Thursday, June 21, 2012

OMG! Smaragd!

Les stopped by the other night; we hadn't seen much of him or Kathy since Vinsite closed. It seems that shutting down a business takes as much effort as starting one. He brought a bottle that he said he'd sort of grabbed from the cellar without looking too closely. Lucky us, it was a Smaragd from F.X. Pichler. Pichler may be Austria's premier Riesling producer. As Mr. Parker so breathlessly put it: "…F.X. Pichler is the Chateau Latour, Domaine de la Romanée-Conti, Zind-Humbrecht, Sandrone and Helen Turley of the Wachau."

Franz-Xavier Pichler grows Riesling (as well as Gruner Veltliner, Gelber Muskateller, and Sauvignon Blanc) on 38 acres in the village of Oberloiben, which sits in a bend of the Donau, with the village of Durnstein to the west, and the town of Krems to the east. He follows the rules of the Codex Wachau, which demand a fairly serious non-internventionist approach to winemaking: No chaptalization, no additives, no reverse osmosis, etc.



 F.X. Pichler Durnsteiner Hollerin Riesling Smaragd 2005: Opens with vivid aromas of rose petal, diesel, peach, apricot, and aromatic herbs. In the mouth, the texture is very rich, with intense flavors of cooked yellow fruit, a touch of gunflint, bright acidity cutting through the voluptuous texture, and an almost saline mineralic quality. The French would call it a vin du contemplation, we thought it was a total knockout, a wine that at once stimulated the intellect with its complexity and the senses with its out-and-out hedonistic aromas and flavors. Smaragd is the highest category of Austrian vineyards, reserved for the sunniest slopes.  “Smaragd” literally translates as “emerald-colored” and refers to a lizard that lives in these warmer vineyard sites. By law, the wines have a minimum 12.5% alcohol level, with a maximum of 9 grams/litre of residual sugar.

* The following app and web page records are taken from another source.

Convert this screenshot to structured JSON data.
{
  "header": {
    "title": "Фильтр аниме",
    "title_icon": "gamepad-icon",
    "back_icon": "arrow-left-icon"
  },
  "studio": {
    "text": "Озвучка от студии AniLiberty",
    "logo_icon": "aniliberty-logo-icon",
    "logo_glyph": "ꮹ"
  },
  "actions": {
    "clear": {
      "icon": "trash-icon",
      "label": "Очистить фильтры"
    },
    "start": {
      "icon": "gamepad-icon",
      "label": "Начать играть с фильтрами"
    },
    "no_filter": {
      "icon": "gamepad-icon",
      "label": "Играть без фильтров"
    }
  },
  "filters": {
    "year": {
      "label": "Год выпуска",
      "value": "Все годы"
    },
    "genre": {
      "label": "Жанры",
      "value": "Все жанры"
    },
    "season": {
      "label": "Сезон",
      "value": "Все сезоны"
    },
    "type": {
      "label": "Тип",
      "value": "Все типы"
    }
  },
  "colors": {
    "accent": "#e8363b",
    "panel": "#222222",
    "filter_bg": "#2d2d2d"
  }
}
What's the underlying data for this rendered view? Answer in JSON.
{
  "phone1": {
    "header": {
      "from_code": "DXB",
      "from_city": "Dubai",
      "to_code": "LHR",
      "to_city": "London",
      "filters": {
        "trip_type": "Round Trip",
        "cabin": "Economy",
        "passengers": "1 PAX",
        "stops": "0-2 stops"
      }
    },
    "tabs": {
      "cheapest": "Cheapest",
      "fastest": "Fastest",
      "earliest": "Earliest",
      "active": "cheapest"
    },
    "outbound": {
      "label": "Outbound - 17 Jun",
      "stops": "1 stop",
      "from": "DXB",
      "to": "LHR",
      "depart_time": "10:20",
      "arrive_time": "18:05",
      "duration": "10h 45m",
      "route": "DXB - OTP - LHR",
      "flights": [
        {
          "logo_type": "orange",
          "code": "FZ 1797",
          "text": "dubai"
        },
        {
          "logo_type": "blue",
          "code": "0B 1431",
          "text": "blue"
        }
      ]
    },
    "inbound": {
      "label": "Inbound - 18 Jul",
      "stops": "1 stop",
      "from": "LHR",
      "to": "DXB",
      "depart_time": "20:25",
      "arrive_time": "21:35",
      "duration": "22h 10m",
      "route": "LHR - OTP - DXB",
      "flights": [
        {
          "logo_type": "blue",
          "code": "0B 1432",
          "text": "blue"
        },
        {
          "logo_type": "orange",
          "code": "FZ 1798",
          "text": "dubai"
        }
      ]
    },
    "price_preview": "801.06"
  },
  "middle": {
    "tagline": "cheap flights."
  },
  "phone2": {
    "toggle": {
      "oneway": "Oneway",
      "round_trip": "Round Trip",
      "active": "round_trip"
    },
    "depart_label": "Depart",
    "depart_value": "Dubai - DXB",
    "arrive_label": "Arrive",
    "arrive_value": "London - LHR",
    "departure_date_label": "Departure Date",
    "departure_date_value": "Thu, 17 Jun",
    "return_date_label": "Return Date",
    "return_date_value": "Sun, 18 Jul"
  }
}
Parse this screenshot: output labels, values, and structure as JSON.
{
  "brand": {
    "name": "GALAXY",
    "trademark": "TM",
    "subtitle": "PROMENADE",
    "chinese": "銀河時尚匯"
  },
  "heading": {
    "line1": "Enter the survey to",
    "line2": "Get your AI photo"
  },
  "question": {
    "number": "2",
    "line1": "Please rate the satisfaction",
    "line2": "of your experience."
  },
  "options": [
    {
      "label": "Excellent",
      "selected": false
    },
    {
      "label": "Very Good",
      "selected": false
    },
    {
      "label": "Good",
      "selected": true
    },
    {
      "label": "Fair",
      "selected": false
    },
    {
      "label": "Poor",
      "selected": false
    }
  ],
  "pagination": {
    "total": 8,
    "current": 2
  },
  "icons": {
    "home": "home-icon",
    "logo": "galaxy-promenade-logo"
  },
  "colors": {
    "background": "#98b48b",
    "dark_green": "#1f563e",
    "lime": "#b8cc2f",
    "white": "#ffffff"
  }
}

A denizen of the Wachau

Wednesday, June 13, 2012

Domaine Bahourat Cuvée Elisabeth 2009: “Je suis Rhodanien.”


As Paul Strang says, the Costières de Nîmes is the place where the Languedoc becomes Provence--physically and culturally. Ask any vignerons in the region where they're from, and they'll say “Je suis Rhodanien.” Look at the soil, and you'll see large pebbles that look an awful lot like the galets roules of Châteauneuf-du-Pape. And, you know, it's only a half-hour drive from Avignon to Beaucaire. In fact, it was considered part of the Languedoc until 1986, when it got its own AOC as Costières  du Gard, and its present name in 1989. It is one of the hottest regions in France, although the Mistral can be very fierce here, with a cooling and drying wind.

At Domaine Bahourat, vigneron Patrick Bech has a 124-acre vineyard planted to syrah and grenache in the village of Bouillargues, which is back a ways from the Costière--a continuous bluff running parallel to the river--and thus closer to Nîmes than to the Rhone. The terroir is nonetheless typical: soil studded with galets roules in chalky clay. Like many of his neighbors, Bech also grows fruit trees.



Domaine Bahourat Cuvée Elisabeth 2009: With its 80/20 syrah/grenache blend and gamey, herbal nose, this is definitely Rhone-like. I got a hint of blueberry and black tea, as well. In the mouth, this is very soft and round, with pretty black fruit, mild tannins, good acidity, and a little jolt of black pepper at the finish. Like many of its counterparts, it will benefit from 10-15 minutes in the fridge. We had it with grilled steak (recommended by the importer, Bourgeois Family Selections) but I think it really wants pork ribs or grilled lamb to really show itself off. Possibly the wine's best feature is its price: It was $11.99 at the late, lamented Vinsite, and I've seen it in a few other places at the price. It's worth seeking out.